WASHINGTON – Two House Republicans are asking the White House for documents to explain why a scientist appointed by the Trump administration was removed from her post overseeing a government-wide report on climate change.
Betsy Weatherhead, a career scientist named in November to lead the sweeping National Climate Assessment, was reassigned last month to the U.S. Geological Survey, an Interior Department agency.
The White House declined to say why Weatherhead, a longtime University of Colorado climate scientist who also has worked in the private sector, was removed from her post.
Weatherhead was technically on loan to the White House Office of Science and Technology Policy — which oversees the climate report — and is "returning to her home agency,'' the White House said. No reason was given, nor did officials say when a replacement will be named.
GOP Reps. James Comer of Kentucky and Ralph Norman of South Carolina called Weatherhead's removal suspicious, noting that she has decades of experience in climate science, in academia and the private sector. Whitehead worked at Jupiter Intelligence, a company that provides advice on managing climate change risks, before joining the White House.
“It appears the Biden administration is continuing to purge officials in the government based on their ties to the Trump administration,” they wrote.
Comer is the top Republican on the House Oversight Committee, while Norman is the senior Republican on the panel's environment subcommittee.
Comer and Norman also demanded records last month from the Environmental Protection Agency related to a decision by EPA Administrator Michael Regan to remove dozens of scientists and other experts from two key advisory boards.

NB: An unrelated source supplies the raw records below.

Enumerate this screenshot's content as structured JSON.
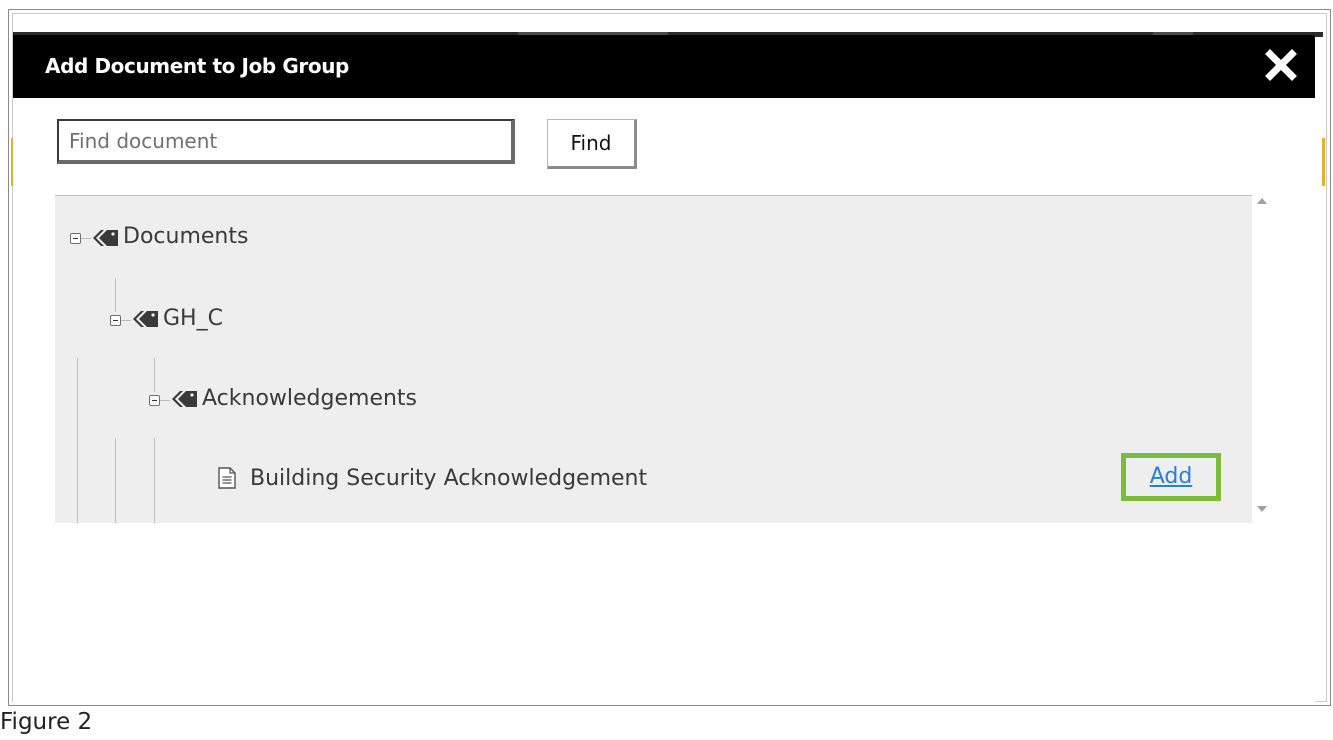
{
  "dialog": {
    "title": "Add Document to Job Group",
    "close_icon": "close-x-icon"
  },
  "search": {
    "placeholder": "Find document",
    "value": "",
    "button_label": "Find"
  },
  "tree": {
    "root": {
      "label": "Documents",
      "icon": "tag-icon",
      "expanded": true
    },
    "folder": {
      "label": "GH_C",
      "icon": "tag-icon",
      "expanded": true
    },
    "subfolder": {
      "label": "Acknowledgements",
      "icon": "tag-icon",
      "expanded": true
    },
    "document": {
      "label": "Building Security Acknowledgement",
      "icon": "document-icon",
      "action_label": "Add"
    }
  },
  "colors": {
    "titlebar": "#000000",
    "tree_background": "#eeeeef",
    "add_highlight": "#7dbb3a",
    "link": "#2a7fd4"
  },
  "caption": "Figure 2"
}
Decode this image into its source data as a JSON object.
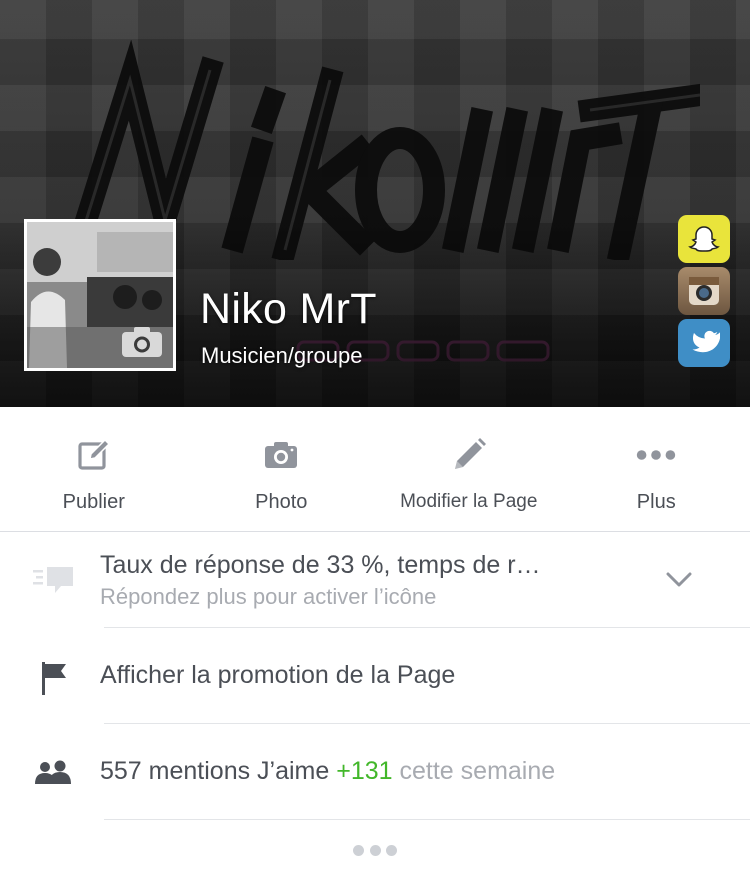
{
  "cover": {
    "social_icons": [
      "snapchat-icon",
      "instagram-icon",
      "twitter-icon"
    ]
  },
  "page": {
    "name": "Niko MrT",
    "category": "Musicien/groupe"
  },
  "actions": [
    {
      "label": "Publier",
      "icon": "edit-icon"
    },
    {
      "label": "Photo",
      "icon": "camera-icon"
    },
    {
      "label": "Modifier la Page",
      "icon": "pencil-icon"
    },
    {
      "label": "Plus",
      "icon": "more-icon"
    }
  ],
  "response": {
    "title": "Taux de réponse de 33 %, temps de r…",
    "subtitle": "Répondez plus pour activer l’icône",
    "icon": "message-icon"
  },
  "promotion": {
    "label": "Afficher la promotion de la Page",
    "icon": "flag-icon"
  },
  "likes": {
    "count_text": "557 mentions J’aime",
    "gain_text": "+131",
    "period_text": "cette semaine",
    "icon": "people-icon"
  },
  "colors": {
    "text_primary": "#4b4f56",
    "text_secondary": "#a8abb1",
    "icon_gray": "#90949c",
    "positive": "#42b72a",
    "divider": "#e3e5e8"
  }
}
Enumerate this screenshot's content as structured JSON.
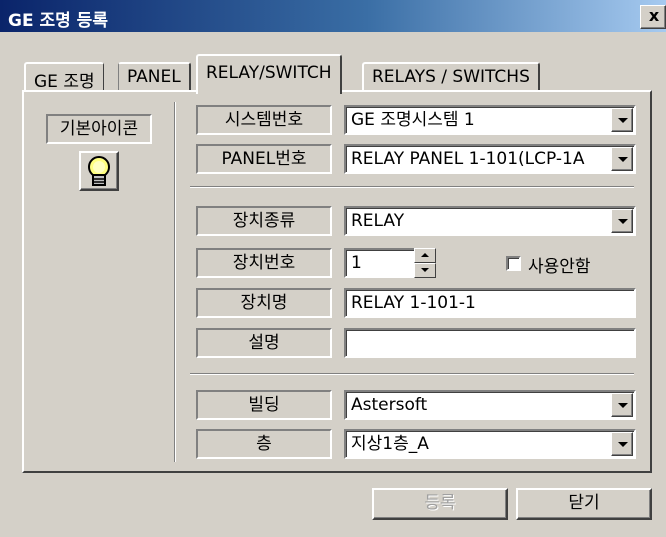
{
  "window": {
    "title": "GE 조명 등록",
    "close_label": "x"
  },
  "tabs": [
    {
      "label": "GE 조명"
    },
    {
      "label": "PANEL"
    },
    {
      "label": "RELAY/SWITCH",
      "active": true
    },
    {
      "label": "RELAYS / SWITCHS"
    }
  ],
  "sidebar": {
    "basic_icon_label": "기본아이콘",
    "icon": "lightbulb-icon"
  },
  "form": {
    "system_no": {
      "label": "시스템번호",
      "value": "GE 조명시스템 1"
    },
    "panel_no": {
      "label": "PANEL번호",
      "value": "RELAY PANEL 1-101(LCP-1A"
    },
    "device_type": {
      "label": "장치종류",
      "value": "RELAY"
    },
    "device_no": {
      "label": "장치번호",
      "value": "1"
    },
    "unused": {
      "label": "사용안함",
      "checked": false
    },
    "device_name": {
      "label": "장치명",
      "value": "RELAY 1-101-1"
    },
    "description": {
      "label": "설명",
      "value": ""
    },
    "building": {
      "label": "빌딩",
      "value": "Astersoft"
    },
    "floor": {
      "label": "층",
      "value": "지상1층_A"
    }
  },
  "buttons": {
    "register": "등록",
    "close": "닫기"
  },
  "colors": {
    "face": "#d4d0c8",
    "title_start": "#0a246a",
    "title_end": "#a6caf0"
  }
}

In a letter to Jane Lubchenco, deputy director for climate and environment at the White House science and technology policy office, Comer and Norman said Weatherhead's selection to oversee the National Climate Assessment “received widespread adulation from Democrats, Republicans and even Obama administration officials.''
Don Wuebbles, who helped lead a climate assessment during the Obama administration, called Weatherhead “bright and accomplished'' and told The Washington Post "she’s certainly a reasonable choice for this.”
Weatherhead's reassignment within the first months of a new administration appears “solely based on her ties to the Trump administration,'' Comer and Norman wrote, and “demonstrates yet another example of a deeply troubling partisan political agenda" under President Joe Biden.
The National Climate Assessment is the U.S. government’s definitive report on the effects of climate change and includes contributions from at least 13 government agencies. The most recent report, issued in 2018, warned that natural disasters are worsening in the United States because of global warming.
Despite concerns that Trump administration officials would tamper with its findings, the report was widely praised as accurately portraying the threat posed by climate change.
Trump, who has repeatedly downplayed or disputed the effects of climate change, said he read some of the report “and it’s fine.” But Trump said he did not believe the report's key conclusion that hurricanes, wildfires and other natural disasters are worsening because of global warming and are likely to cause hundreds of billions of dollars a year in damage.
Biden, meanwhile, calls climate change an existential threat to the planet and has made efforts to slow global warming a top priority of his administration. He led a virtual global summit on climate change from the White House last month.